Ross’ impressive CV also includes another music-powered series, NBC’s Smash, as well as the Emmy-winning Showtime anthology Master of Horrors (where she worked with veteran genre directors like John Carpenter and John Landis), the E! reality series Dr. 90210 about plastic surgeons, the sexy CBS crime drama Reckless, season 1 of the Netflix original series Grace and Frankie (starring Jane Fonda, Lily Tomlin, and Martin Sheen), the STARZ drama series Power, now in its 4th season, and the Cartoon Network show about videogames-come-to-life, Level Up. Her big screen work includes the Disney family films Sky High and Ice Princesses, the Adam Carolla comedy The Hammer, the Wayans Brothers film White Chicks, and Catherine Hardwicke’s romance Miss You Already, starring Drew Barrymore & Toni Collette.
Ross is a Los Angeles native who grew up around the entertainment industry, and soaked up the power of music and movies during her early years (particularly in John Hughes’ influential, soundtrack-fueled films). She started out in the music industry on the label side, working with Grammy-winning artists like Rufus Wainwright and Nelly Furtado. She was slowly drawn towards the magic alchemy of mixing music into movies, and charted a path to where she is today.

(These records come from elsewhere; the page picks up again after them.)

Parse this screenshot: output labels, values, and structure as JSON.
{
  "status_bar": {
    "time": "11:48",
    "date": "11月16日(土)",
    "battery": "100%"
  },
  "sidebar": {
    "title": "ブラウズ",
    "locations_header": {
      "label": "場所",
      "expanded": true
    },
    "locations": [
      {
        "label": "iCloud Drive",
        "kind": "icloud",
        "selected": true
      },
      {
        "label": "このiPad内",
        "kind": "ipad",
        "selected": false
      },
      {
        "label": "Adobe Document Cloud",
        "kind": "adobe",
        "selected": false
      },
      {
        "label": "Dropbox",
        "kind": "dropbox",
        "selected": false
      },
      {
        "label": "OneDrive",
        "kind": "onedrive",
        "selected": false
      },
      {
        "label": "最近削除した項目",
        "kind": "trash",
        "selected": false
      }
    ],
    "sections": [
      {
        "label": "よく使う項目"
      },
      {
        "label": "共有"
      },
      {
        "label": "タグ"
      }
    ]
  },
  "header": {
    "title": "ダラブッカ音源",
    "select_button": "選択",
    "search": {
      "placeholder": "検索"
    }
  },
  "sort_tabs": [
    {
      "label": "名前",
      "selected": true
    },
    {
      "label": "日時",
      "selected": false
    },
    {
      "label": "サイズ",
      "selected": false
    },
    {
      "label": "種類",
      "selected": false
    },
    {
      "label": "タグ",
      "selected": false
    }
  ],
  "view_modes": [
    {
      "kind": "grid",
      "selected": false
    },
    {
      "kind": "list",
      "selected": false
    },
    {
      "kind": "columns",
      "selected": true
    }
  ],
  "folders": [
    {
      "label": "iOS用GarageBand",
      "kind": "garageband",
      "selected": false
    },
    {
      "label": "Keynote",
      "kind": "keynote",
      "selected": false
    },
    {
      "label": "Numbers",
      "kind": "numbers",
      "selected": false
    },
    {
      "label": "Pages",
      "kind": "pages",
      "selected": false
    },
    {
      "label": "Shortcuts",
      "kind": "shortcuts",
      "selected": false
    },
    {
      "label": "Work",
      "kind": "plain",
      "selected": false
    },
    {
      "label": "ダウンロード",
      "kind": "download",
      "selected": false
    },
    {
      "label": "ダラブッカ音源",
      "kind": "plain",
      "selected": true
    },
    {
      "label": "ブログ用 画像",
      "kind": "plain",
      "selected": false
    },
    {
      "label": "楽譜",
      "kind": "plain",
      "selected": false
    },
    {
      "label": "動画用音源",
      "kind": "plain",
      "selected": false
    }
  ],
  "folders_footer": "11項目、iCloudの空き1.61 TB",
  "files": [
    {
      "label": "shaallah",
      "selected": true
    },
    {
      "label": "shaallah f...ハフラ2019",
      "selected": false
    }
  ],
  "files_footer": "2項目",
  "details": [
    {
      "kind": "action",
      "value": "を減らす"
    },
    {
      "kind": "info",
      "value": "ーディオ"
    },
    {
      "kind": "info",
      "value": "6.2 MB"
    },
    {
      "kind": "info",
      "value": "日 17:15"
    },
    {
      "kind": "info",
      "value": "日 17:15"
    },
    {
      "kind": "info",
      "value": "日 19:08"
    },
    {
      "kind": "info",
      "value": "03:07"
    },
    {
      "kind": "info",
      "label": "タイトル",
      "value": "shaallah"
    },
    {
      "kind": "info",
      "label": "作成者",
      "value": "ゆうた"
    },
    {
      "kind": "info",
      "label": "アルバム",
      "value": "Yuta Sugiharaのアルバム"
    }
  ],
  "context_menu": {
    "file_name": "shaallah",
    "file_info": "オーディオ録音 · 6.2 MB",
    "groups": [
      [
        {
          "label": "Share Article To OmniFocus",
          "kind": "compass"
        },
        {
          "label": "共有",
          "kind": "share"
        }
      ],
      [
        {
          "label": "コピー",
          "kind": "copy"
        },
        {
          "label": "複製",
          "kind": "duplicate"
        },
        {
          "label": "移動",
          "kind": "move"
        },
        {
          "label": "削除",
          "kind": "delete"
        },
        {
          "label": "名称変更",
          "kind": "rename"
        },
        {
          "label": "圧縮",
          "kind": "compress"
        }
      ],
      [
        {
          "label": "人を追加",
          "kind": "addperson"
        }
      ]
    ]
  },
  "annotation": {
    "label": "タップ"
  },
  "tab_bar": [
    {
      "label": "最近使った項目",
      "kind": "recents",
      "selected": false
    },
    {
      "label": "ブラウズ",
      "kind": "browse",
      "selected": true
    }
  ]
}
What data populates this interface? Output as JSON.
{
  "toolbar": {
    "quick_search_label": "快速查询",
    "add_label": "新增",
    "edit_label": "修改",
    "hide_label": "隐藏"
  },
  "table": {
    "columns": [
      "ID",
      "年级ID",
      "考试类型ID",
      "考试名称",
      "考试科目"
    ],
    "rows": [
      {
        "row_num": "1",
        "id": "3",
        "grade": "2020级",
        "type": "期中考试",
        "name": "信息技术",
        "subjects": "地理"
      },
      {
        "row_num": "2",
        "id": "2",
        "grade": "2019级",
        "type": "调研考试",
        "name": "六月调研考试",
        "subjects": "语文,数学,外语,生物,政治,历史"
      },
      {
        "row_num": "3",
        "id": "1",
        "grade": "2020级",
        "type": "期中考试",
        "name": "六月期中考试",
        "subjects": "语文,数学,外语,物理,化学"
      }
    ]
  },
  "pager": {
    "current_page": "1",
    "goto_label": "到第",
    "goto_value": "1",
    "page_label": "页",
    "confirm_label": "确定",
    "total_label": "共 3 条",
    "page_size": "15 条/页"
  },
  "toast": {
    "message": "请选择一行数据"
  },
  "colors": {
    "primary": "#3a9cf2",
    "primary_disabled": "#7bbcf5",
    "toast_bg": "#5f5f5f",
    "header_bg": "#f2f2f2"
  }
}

“The power of music is undeniable,” Ross says. “To be able to play with the dynamics of something that has no boundaries is a blessing. And working with various genres, as well as different tonal landscapes, is almost like getting to travel. Each show and scene is a different experience than the next.”